4. Change Up the Daily Routine
My husband is a hands-on father. He provides for his family and comes home every night to give baths and read bedtime stories. Evenings are my time to unwind, check emails and decompress. But on Father’s Day (and on other days too), I make it a point to break from this routine — to change up the monotony of life. While his usual Sunday pancake breakfast is great, the kids and I take over on Father’s Day and serve him breakfast in bed. He gets to decompress while I tend to bedtime routines. And at the end of Father’s Day, we watch ESPN without a peep from the peanut gallery. A few simple acts of acknowledgment go a long way — and don’t cost a dime.
5. Freshen Up Their Car or Office
This is a new tradition I’m starting on Father’s Day. It’s certainly not one my husband would ask for on his own, but it’ll make a huge impact on his day-to-day life. After nearly three years in his current office, the kids and I are going to freshen it up a bit!
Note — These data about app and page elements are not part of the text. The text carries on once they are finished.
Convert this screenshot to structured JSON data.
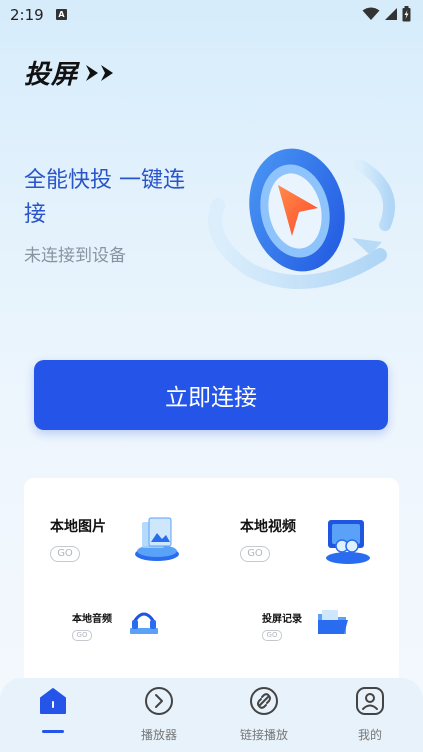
{
  "status_bar": {
    "time": "2:19",
    "notification_icon": "A",
    "icons": [
      "wifi-icon",
      "signal-icon",
      "battery-icon"
    ]
  },
  "header": {
    "logo_text": "投屏",
    "logo_arrows": "double-chevron-right-icon"
  },
  "hero": {
    "title": "全能快投 一键连接",
    "status": "未连接到设备",
    "illustration": "cast-target-illustration"
  },
  "connect_button": {
    "label": "立即连接"
  },
  "features": [
    {
      "title": "本地图片",
      "badge": "GO",
      "icon": "photo-stack-icon"
    },
    {
      "title": "本地视频",
      "badge": "GO",
      "icon": "video-screen-icon"
    },
    {
      "title": "本地音频",
      "badge": "GO",
      "icon": "headphones-icon"
    },
    {
      "title": "投屏记录",
      "badge": "GO",
      "icon": "folder-icon"
    }
  ],
  "bottom_nav": {
    "items": [
      {
        "label": "",
        "icon": "home-icon",
        "active": true
      },
      {
        "label": "播放器",
        "icon": "play-circle-icon",
        "active": false
      },
      {
        "label": "链接播放",
        "icon": "link-icon",
        "active": false
      },
      {
        "label": "我的",
        "icon": "profile-icon",
        "active": false
      }
    ]
  },
  "colors": {
    "accent": "#2455e8",
    "hero_title": "#2a55c8",
    "muted": "#8a93a0"
  }
}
The Friday before Father’s Day, we’re bringing lunch, new picture frames filled with family memories, other decor and cleaning supplies — nothing heavy duty, but enough to freshen up the space where he spends so much time when he’s outside the home. His car is also getting a big cleaning, too!
The traditions of Father’s Day impact our memories. From photo traditions that tell the story of your family legacy, to cheering up dad’s environment and breaking free of the mundane, creating Father’s Day traditions that hold meaning and are focused on your family values will go a long way to filling his day with moments that will make him proud.